Lépissier’s research interests include energy transitions, carbon pricing, and pathways for decarbonization. Prior to joining the University of California, Santa Barbara, Lépissier was a Research Associate at the Center for Global Development where her research focused on climate change, tropical deforestation, and illicit financial flows. She developed the SkyShares model, an interactive tool which allows policy-makers to simulate carbon markets from a chosen temperature target. She has also contributed to the United Nation’s report on illicit financial flows from Africa. Her prior experience includes working on adaptation to sea-level rise in Namibia and developing a climate adaptation plan for the city of Cape Town. Originally from France, Lépissier has lived in five countries and is fluent in three languages.

Publications

"Tropical Forests as a Climate Solution: More, Cheaper, Faster Mitigation " in Why Forests? Why Now?, edited by Frances Seymour and Jonah Busch (Brookings Institute Press, 2016).

Discusses the role of tropical forests as a climate solution.

"Europe beyond Aid: Assessing European Countries' Individual and Collective Commitment to Development" (with Owen Barder, Julia Clark, Liza Reynolds, and David Roodman). Journal of International Development 25, no. 6 (2013): 832-853.
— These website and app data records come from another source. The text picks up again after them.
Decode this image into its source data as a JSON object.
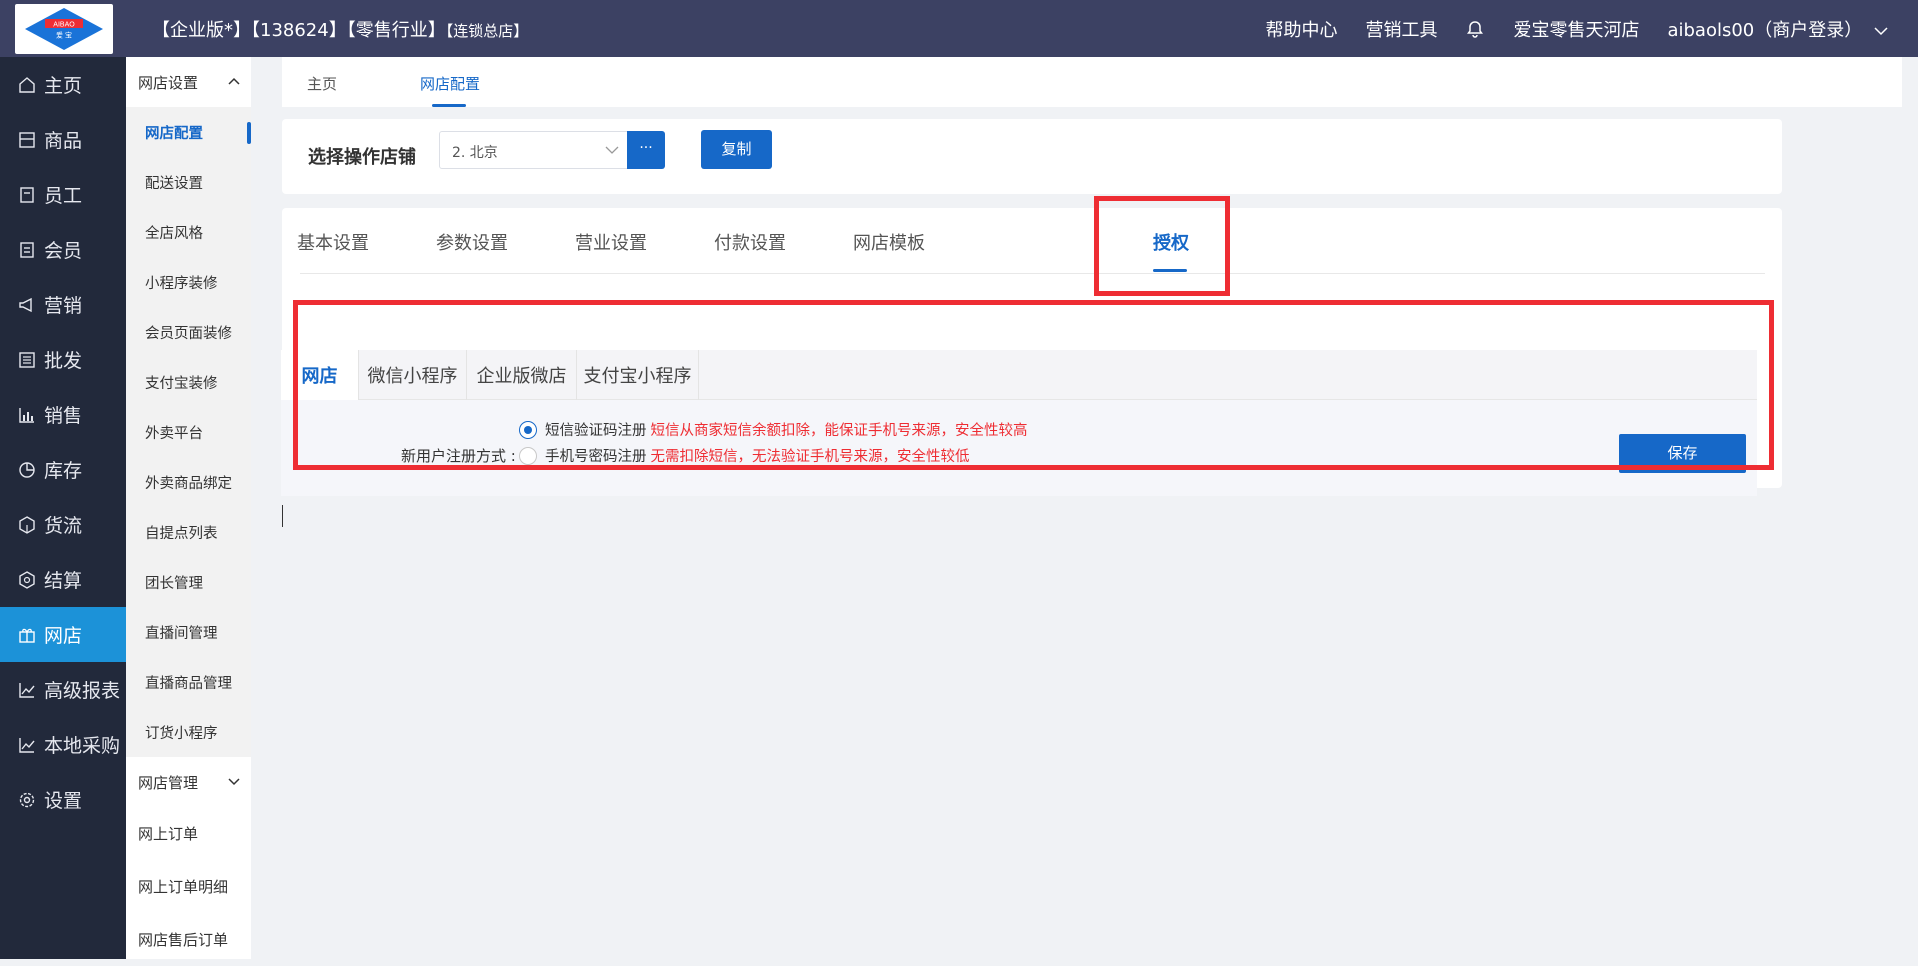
{
  "topbar": {
    "logo_text_top": "AIBAO",
    "logo_text_bottom": "爱  宝",
    "title_main": "【企业版*】【138624】【零售行业】",
    "title_small": "【连锁总店】",
    "help": "帮助中心",
    "tools": "营销工具",
    "store": "爱宝零售天河店",
    "user": "aibaols00（商户登录）"
  },
  "sidebar": {
    "items": [
      {
        "label": "主页",
        "icon": "home-icon"
      },
      {
        "label": "商品",
        "icon": "goods-icon"
      },
      {
        "label": "员工",
        "icon": "staff-icon"
      },
      {
        "label": "会员",
        "icon": "member-icon"
      },
      {
        "label": "营销",
        "icon": "marketing-icon"
      },
      {
        "label": "批发",
        "icon": "wholesale-icon"
      },
      {
        "label": "销售",
        "icon": "sales-icon"
      },
      {
        "label": "库存",
        "icon": "stock-icon"
      },
      {
        "label": "货流",
        "icon": "logistics-icon"
      },
      {
        "label": "结算",
        "icon": "settlement-icon"
      },
      {
        "label": "网店",
        "icon": "shop-icon"
      },
      {
        "label": "高级报表",
        "icon": "report-icon"
      },
      {
        "label": "本地采购",
        "icon": "purchase-icon"
      },
      {
        "label": "设置",
        "icon": "settings-icon"
      }
    ],
    "active": "网店"
  },
  "subnav": {
    "group1": "网店设置",
    "group1_items": [
      "网店配置",
      "配送设置",
      "全店风格",
      "小程序装修",
      "会员页面装修",
      "支付宝装修",
      "外卖平台",
      "外卖商品绑定",
      "自提点列表",
      "团长管理",
      "直播间管理",
      "直播商品管理",
      "订货小程序"
    ],
    "group2": "网店管理",
    "group2_items": [
      "网上订单",
      "网上订单明细",
      "网店售后订单"
    ]
  },
  "pagetabs": {
    "home": "主页",
    "current": "网店配置"
  },
  "store_select": {
    "label": "选择操作店铺",
    "value": "2. 北京",
    "more": "···",
    "copy": "复制"
  },
  "config_tabs": [
    "基本设置",
    "参数设置",
    "营业设置",
    "付款设置",
    "网店模板",
    "授权"
  ],
  "active_config_tab": "授权",
  "auth_tabs": [
    "网店",
    "微信小程序",
    "企业版微店",
    "支付宝小程序"
  ],
  "active_auth_tab": "网店",
  "register": {
    "label": "新用户注册方式 :",
    "option1": "短信验证码注册",
    "option1_note": "短信从商家短信余额扣除，能保证手机号来源，安全性较高",
    "option2": "手机号密码注册",
    "option2_note": "无需扣除短信，无法验证手机号来源，安全性较低",
    "selected": "option1"
  },
  "save_label": "保存",
  "colors": {
    "primary": "#1668c8",
    "highlight": "#ee2d33",
    "topbar": "#3c4163",
    "sidebar": "#22293b",
    "active_nav": "#1c92d8"
  }
}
Rank European countries' collective commitment to development on seven cross‐border issues: aid, trade, investment, migration, environment, security, and technology. Finds that Europe's approach to development energetically tackles the symptoms of poor economic opportunities for developing countries by providing relatively effective aid, but there is an opportunity to do more to tackle the underlying structural causes of poverty.